The operator instructs the audience member to read their question out loud. He then flips a switch on the front of the Suitcase - a red light comes on and the Lincoln head starts moving while the former president’s voice is heard through the Suitcase’s speakers. After a few seconds, the head stops moving, the talking ends, and then the hand starts to move around on the slate, as if writing.
When the hand stops moving, the operator slowly picks up the slate, which is now seen to contain chalk writing on it. It says “Yes” or “No” depending on the question that was asked.
Both slates are erased and another question can be asked if desired.
It was a simple and elegant design that produced a nice combination of lifelike movements. Ives controlled the setup using a manual servo controller whereby he twiddled the knobs to make the head move in real time.
The Ives head inspired me to make my own using a lightweight painted foam skull I own. The results turned out to my liking and got me thinking about the skull answering questions posed by the audience. I pulled out some Dave Powell Spirit Slates that I’ve been saving for a seance and added a small vinyl hand to do the spirit writing. Both the head and hand are controlled using a fantastic four-servo recorder I bought. The beauty of this device is that it can record up to three minutes of manually controlling the servos to be played back later. None of the usual programming necessary with servo projects is needed. I must admit I’ve been having a lot of fun with this cool piece of equipment.
I felt the skull was too innocuous and lacked personality, so I changed it to Abe Lincoln and his spirit hand. I was delighted to find that my hand-crafted (laser cut) wooden casing (previously used as a music box) fit perfectly as a stand for the Lincoln head. With nice lighting the whole setup looks very pleasing and curious sitting on the Suitcase of Wonders stage.
I like the idea of the servo apparatus being somewhat visible to the audience, peeking out from behind the rear curtain. They can see the mechanisms moving as the head speaks and the hand writes. Because of the cleverness of magic maker Dave Powell, it is very mysterious as to how the writing appears on the slate. No flaps or locking mechanisms are used.

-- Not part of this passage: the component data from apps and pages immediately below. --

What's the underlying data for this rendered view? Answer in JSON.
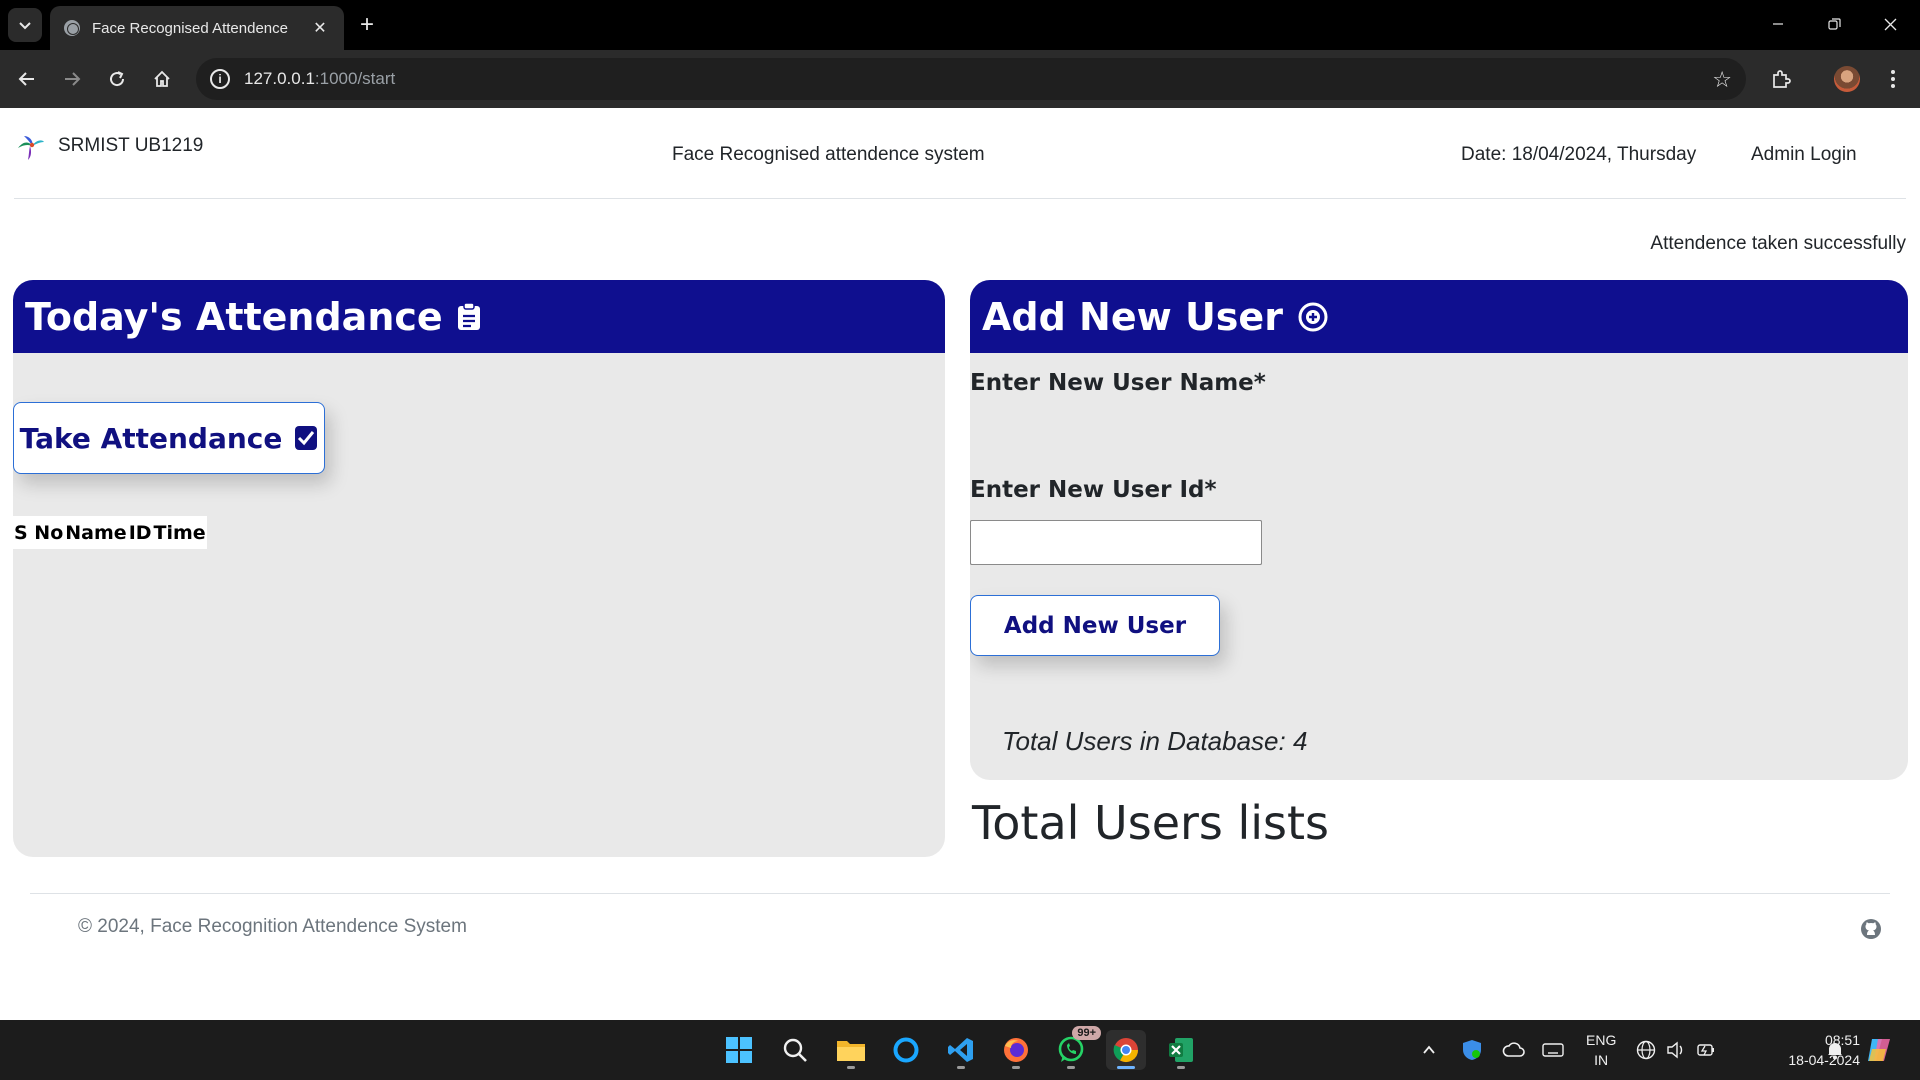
{
  "browser": {
    "tab_title": "Face Recognised Attendence",
    "url_host": "127.0.0.1",
    "url_path": ":1000/start"
  },
  "header": {
    "brand": "SRMIST UB1219",
    "center_title": "Face Recognised attendence system",
    "date": "Date: 18/04/2024, Thursday",
    "admin_login": "Admin Login"
  },
  "flash_message": "Attendence taken successfully",
  "attendance": {
    "heading": "Today's Attendance",
    "take_button": "Take Attendance",
    "columns": [
      "S No",
      "Name",
      "ID",
      "Time"
    ]
  },
  "add_user": {
    "heading": "Add New User",
    "name_label": "Enter New User Name*",
    "id_label": "Enter New User Id*",
    "name_value": "",
    "id_value": "",
    "button": "Add New User",
    "total": "Total Users in Database: 4"
  },
  "users_list_title": "Total Users lists",
  "footer": {
    "text": "© 2024, Face Recognition Attendence System"
  },
  "taskbar": {
    "whatsapp_badge": "99+",
    "lang_line1": "ENG",
    "lang_line2": "IN",
    "time": "08:51",
    "date": "18-04-2024"
  },
  "colors": {
    "card_header": "#0f0f8f",
    "card_body": "#e9e9e9",
    "button_text": "#101080",
    "button_border": "#2c6fd6"
  }
}
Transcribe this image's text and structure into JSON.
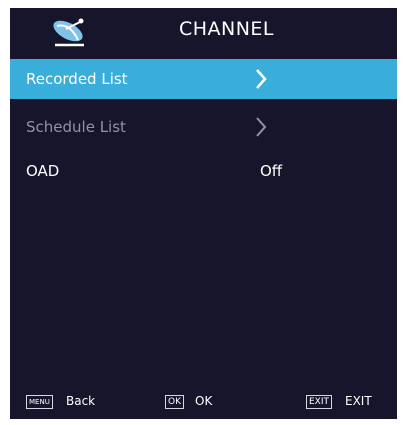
{
  "header": {
    "title": "CHANNEL",
    "icon": "satellite-dish-icon",
    "icon_color": "#7fc4e8"
  },
  "menu": {
    "items": [
      {
        "label": "Recorded List",
        "control": "chevron-right-icon",
        "selected": true
      },
      {
        "label": "Schedule List",
        "control": "chevron-right-icon",
        "selected": false
      },
      {
        "label": "OAD",
        "value": "Off",
        "selected": false
      }
    ]
  },
  "footer": {
    "menu_key": "MENU",
    "menu_label": "Back",
    "ok_key": "OK",
    "ok_label": "OK",
    "exit_key": "EXIT",
    "exit_label": "EXIT"
  },
  "colors": {
    "background": "#16152c",
    "selected_row": "#3aaedb",
    "dim_text": "#8f93a8"
  }
}
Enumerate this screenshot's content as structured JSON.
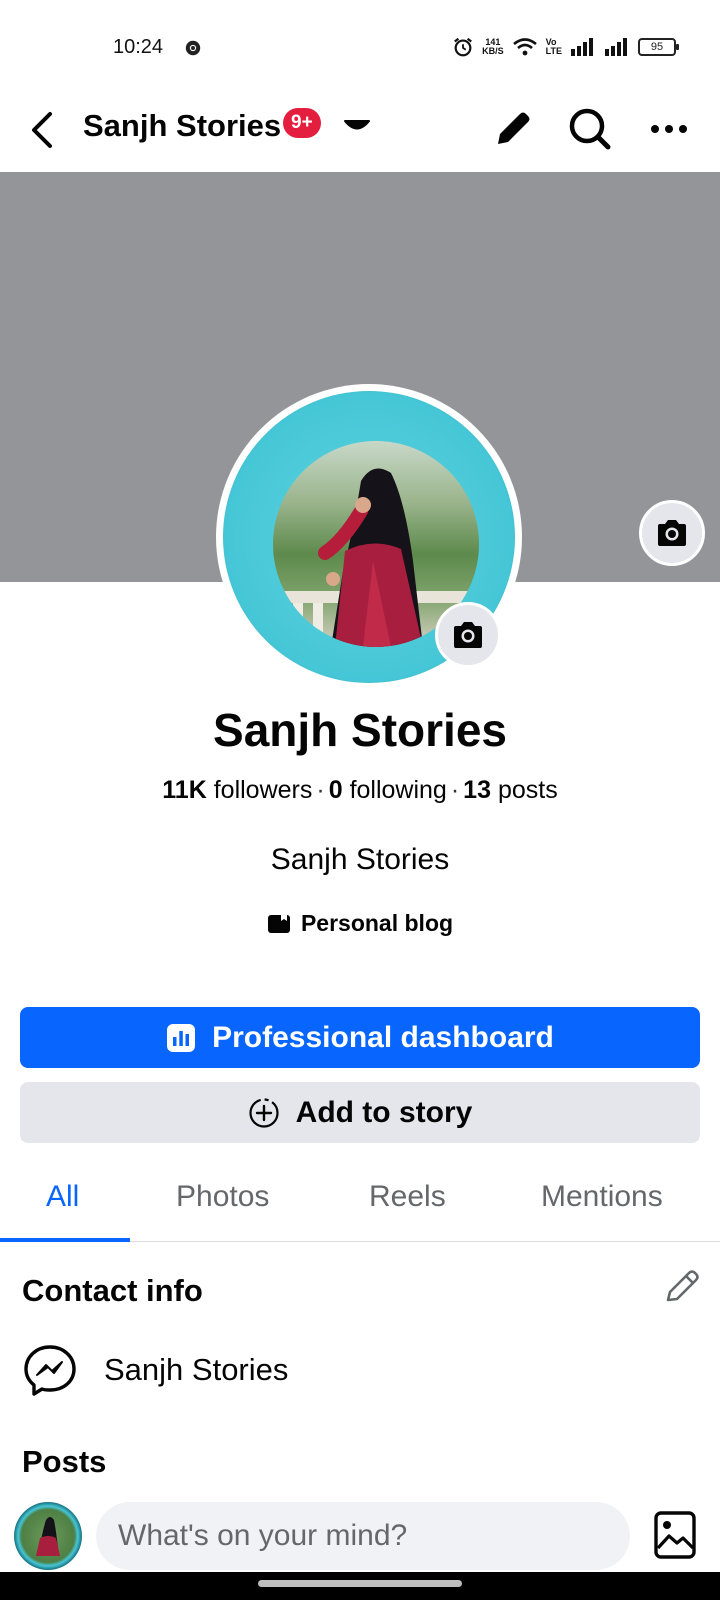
{
  "status_bar": {
    "time": "10:24",
    "net_speed_value": "141",
    "net_speed_unit": "KB/S",
    "volte_top": "Vo",
    "volte_bottom": "LTE",
    "battery": "95"
  },
  "header": {
    "title": "Sanjh Stories",
    "badge": "9+"
  },
  "profile": {
    "name": "Sanjh Stories",
    "followers_count": "11K",
    "followers_label": "followers",
    "following_count": "0",
    "following_label": "following",
    "posts_count": "13",
    "posts_label": "posts",
    "bio": "Sanjh Stories",
    "category": "Personal blog"
  },
  "actions": {
    "dashboard_label": "Professional dashboard",
    "story_label": "Add to story"
  },
  "tabs": [
    {
      "label": "All",
      "active": true
    },
    {
      "label": "Photos",
      "active": false
    },
    {
      "label": "Reels",
      "active": false
    },
    {
      "label": "Mentions",
      "active": false
    }
  ],
  "contact": {
    "title": "Contact info",
    "messenger_name": "Sanjh Stories"
  },
  "posts": {
    "title": "Posts",
    "composer_placeholder": "What's on your mind?"
  },
  "colors": {
    "brand_blue": "#0866ff",
    "badge_red": "#e41e3f",
    "cover_gray": "#939598",
    "secondary_button": "#e4e6eb"
  },
  "icons": [
    "chrome-icon",
    "alarm-icon",
    "wifi-icon",
    "signal-icon",
    "back-arrow-icon",
    "caret-down-icon",
    "pencil-icon",
    "search-icon",
    "more-icon",
    "camera-icon",
    "bar-chart-icon",
    "add-circle-icon",
    "messenger-icon",
    "photo-icon"
  ]
}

I love when an effect comes together so fluidly, and I’m excited to be incorporating my first animatronics into the mix. Another oddly magical and visually pleasing demonstration comes to life inside the Suitcase of Wonders!